What we may be seeing in these three types of artifacts present at Ferry Farm is a fundamental shift of views within the Washington family as the political climate changed throughout the 1700s.  The objects hint at a swing from loyal British subjects to revolutionaries and the beginning of our identity as independent Americans.

Mara Kaktins, Archaeologist
Ceramics & Glass Specialist

Masonic Pipe in 3D


Click on the photo for to link to a 3D image the you can zoom, rotate, and manipulate.

Recently, a 3D image of a smoking pipe was added to the Virtual Curation Lab, an online project of Virginia Commonwealth University.  You can view rotate, zoom, and manipulate the image by clicking the photo above or by clicking here.  The smoking pipe was discovered within the fill of the main cellar of the Washington family house at George Washington’s Ferry Farm, his boyhood home.  The pipe features the square and compass and twin pillars that distinguish this as a masonic pipe.  Such motifs were very popular.  The masonic symbols faced the smoker and fluting characterized that portion visible to surrounding friends.  The design elements used suggest that this pipe was likely made in the northeast of England sometime between 1770-1810, in places like Hull.

George Washington was initiated as an apprentice mason on November 4, 1752, passed to fellow craft on March 3, 1753, and became a master mason on August 4, 1753. He achieved all of these masonic ranks at Fredericksburg Lodge No. 4.  While it is certainly possible the masonic pipe belonged to George, he was one of four notable masons associated with Ferry Farm.  The other three were Fielding Lewis, Hugh Mercer, and George Weedon, who each may also have left this specimen behind in the archaeological record.

The Virtual Curation Laboratory (VCL) at Virginia Commonwealth University, headed by Dr. Bernard K. Means, scanned this pipe bowl in three dimensions.  3D scanning provides two types of digital models: a three-dimensional image to be viewed on a monitor and, with the use of a special 3D printer, a plastic replica of the item.  Replicas can be printed at a larger scale, allowing details to be viewed more easily.  VCL has used the technology to scan bones from extinct passenger pigeons, allowing researchers from around the nation to compare these known digital models to bird bones in their own assemblages so that they can identify passenger pigeons in their collection.

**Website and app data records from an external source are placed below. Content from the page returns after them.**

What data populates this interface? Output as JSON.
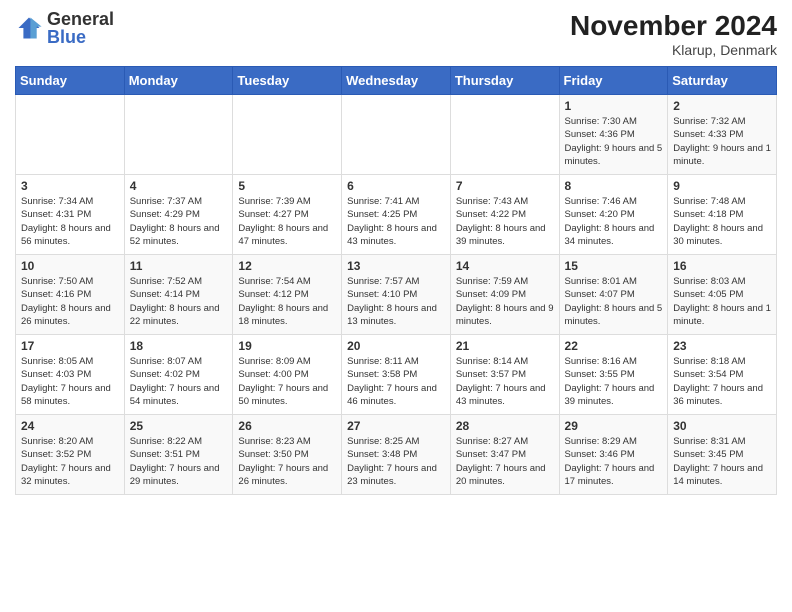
{
  "logo": {
    "text_top": "General",
    "text_bottom": "Blue"
  },
  "title": "November 2024",
  "subtitle": "Klarup, Denmark",
  "days_of_week": [
    "Sunday",
    "Monday",
    "Tuesday",
    "Wednesday",
    "Thursday",
    "Friday",
    "Saturday"
  ],
  "weeks": [
    [
      {
        "day": "",
        "info": ""
      },
      {
        "day": "",
        "info": ""
      },
      {
        "day": "",
        "info": ""
      },
      {
        "day": "",
        "info": ""
      },
      {
        "day": "",
        "info": ""
      },
      {
        "day": "1",
        "info": "Sunrise: 7:30 AM\nSunset: 4:36 PM\nDaylight: 9 hours and 5 minutes."
      },
      {
        "day": "2",
        "info": "Sunrise: 7:32 AM\nSunset: 4:33 PM\nDaylight: 9 hours and 1 minute."
      }
    ],
    [
      {
        "day": "3",
        "info": "Sunrise: 7:34 AM\nSunset: 4:31 PM\nDaylight: 8 hours and 56 minutes."
      },
      {
        "day": "4",
        "info": "Sunrise: 7:37 AM\nSunset: 4:29 PM\nDaylight: 8 hours and 52 minutes."
      },
      {
        "day": "5",
        "info": "Sunrise: 7:39 AM\nSunset: 4:27 PM\nDaylight: 8 hours and 47 minutes."
      },
      {
        "day": "6",
        "info": "Sunrise: 7:41 AM\nSunset: 4:25 PM\nDaylight: 8 hours and 43 minutes."
      },
      {
        "day": "7",
        "info": "Sunrise: 7:43 AM\nSunset: 4:22 PM\nDaylight: 8 hours and 39 minutes."
      },
      {
        "day": "8",
        "info": "Sunrise: 7:46 AM\nSunset: 4:20 PM\nDaylight: 8 hours and 34 minutes."
      },
      {
        "day": "9",
        "info": "Sunrise: 7:48 AM\nSunset: 4:18 PM\nDaylight: 8 hours and 30 minutes."
      }
    ],
    [
      {
        "day": "10",
        "info": "Sunrise: 7:50 AM\nSunset: 4:16 PM\nDaylight: 8 hours and 26 minutes."
      },
      {
        "day": "11",
        "info": "Sunrise: 7:52 AM\nSunset: 4:14 PM\nDaylight: 8 hours and 22 minutes."
      },
      {
        "day": "12",
        "info": "Sunrise: 7:54 AM\nSunset: 4:12 PM\nDaylight: 8 hours and 18 minutes."
      },
      {
        "day": "13",
        "info": "Sunrise: 7:57 AM\nSunset: 4:10 PM\nDaylight: 8 hours and 13 minutes."
      },
      {
        "day": "14",
        "info": "Sunrise: 7:59 AM\nSunset: 4:09 PM\nDaylight: 8 hours and 9 minutes."
      },
      {
        "day": "15",
        "info": "Sunrise: 8:01 AM\nSunset: 4:07 PM\nDaylight: 8 hours and 5 minutes."
      },
      {
        "day": "16",
        "info": "Sunrise: 8:03 AM\nSunset: 4:05 PM\nDaylight: 8 hours and 1 minute."
      }
    ],
    [
      {
        "day": "17",
        "info": "Sunrise: 8:05 AM\nSunset: 4:03 PM\nDaylight: 7 hours and 58 minutes."
      },
      {
        "day": "18",
        "info": "Sunrise: 8:07 AM\nSunset: 4:02 PM\nDaylight: 7 hours and 54 minutes."
      },
      {
        "day": "19",
        "info": "Sunrise: 8:09 AM\nSunset: 4:00 PM\nDaylight: 7 hours and 50 minutes."
      },
      {
        "day": "20",
        "info": "Sunrise: 8:11 AM\nSunset: 3:58 PM\nDaylight: 7 hours and 46 minutes."
      },
      {
        "day": "21",
        "info": "Sunrise: 8:14 AM\nSunset: 3:57 PM\nDaylight: 7 hours and 43 minutes."
      },
      {
        "day": "22",
        "info": "Sunrise: 8:16 AM\nSunset: 3:55 PM\nDaylight: 7 hours and 39 minutes."
      },
      {
        "day": "23",
        "info": "Sunrise: 8:18 AM\nSunset: 3:54 PM\nDaylight: 7 hours and 36 minutes."
      }
    ],
    [
      {
        "day": "24",
        "info": "Sunrise: 8:20 AM\nSunset: 3:52 PM\nDaylight: 7 hours and 32 minutes."
      },
      {
        "day": "25",
        "info": "Sunrise: 8:22 AM\nSunset: 3:51 PM\nDaylight: 7 hours and 29 minutes."
      },
      {
        "day": "26",
        "info": "Sunrise: 8:23 AM\nSunset: 3:50 PM\nDaylight: 7 hours and 26 minutes."
      },
      {
        "day": "27",
        "info": "Sunrise: 8:25 AM\nSunset: 3:48 PM\nDaylight: 7 hours and 23 minutes."
      },
      {
        "day": "28",
        "info": "Sunrise: 8:27 AM\nSunset: 3:47 PM\nDaylight: 7 hours and 20 minutes."
      },
      {
        "day": "29",
        "info": "Sunrise: 8:29 AM\nSunset: 3:46 PM\nDaylight: 7 hours and 17 minutes."
      },
      {
        "day": "30",
        "info": "Sunrise: 8:31 AM\nSunset: 3:45 PM\nDaylight: 7 hours and 14 minutes."
      }
    ]
  ]
}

The pipe bowl being scanned in 3D.

Three-dimensional scanning allows The George Washington Foundation to provide greater public access to fragile artifacts both on the Internet virtually and as 3D printed copies that visitors can see and hold.  Making 3D images available online allows more people to see these artifacts than could ever visit Washington’s boyhood home.  We can even make these digital files available to researchers on the web, allowing others to 3D print them wherever in the world they may be.  In the field, 3D replicas allow staff to engage visitors, showing them (for example) a wig hair curler or tobacco pipe, then inviting them to guess how the object was used in the past.


3D replicas allow Ferry Farm archaeologist Lauren Volkers to share rare and unique artifacts with visitors when the archaeological dig site is open.

Fragile ceramic sherds can be printed in plastic, allowing visitors to mend the pieces together as an educational exercise.  Such access allows the original objects to be on exhibit while simultaneously allowing maximum access to the replicas physically and digitally.


Archaeologist Vivian Hite uses a 3D printed plastic replica of the masonic pipe to engage young visitors.

Laura Galke, Archaeologist
Site Director/Small Finds Analyst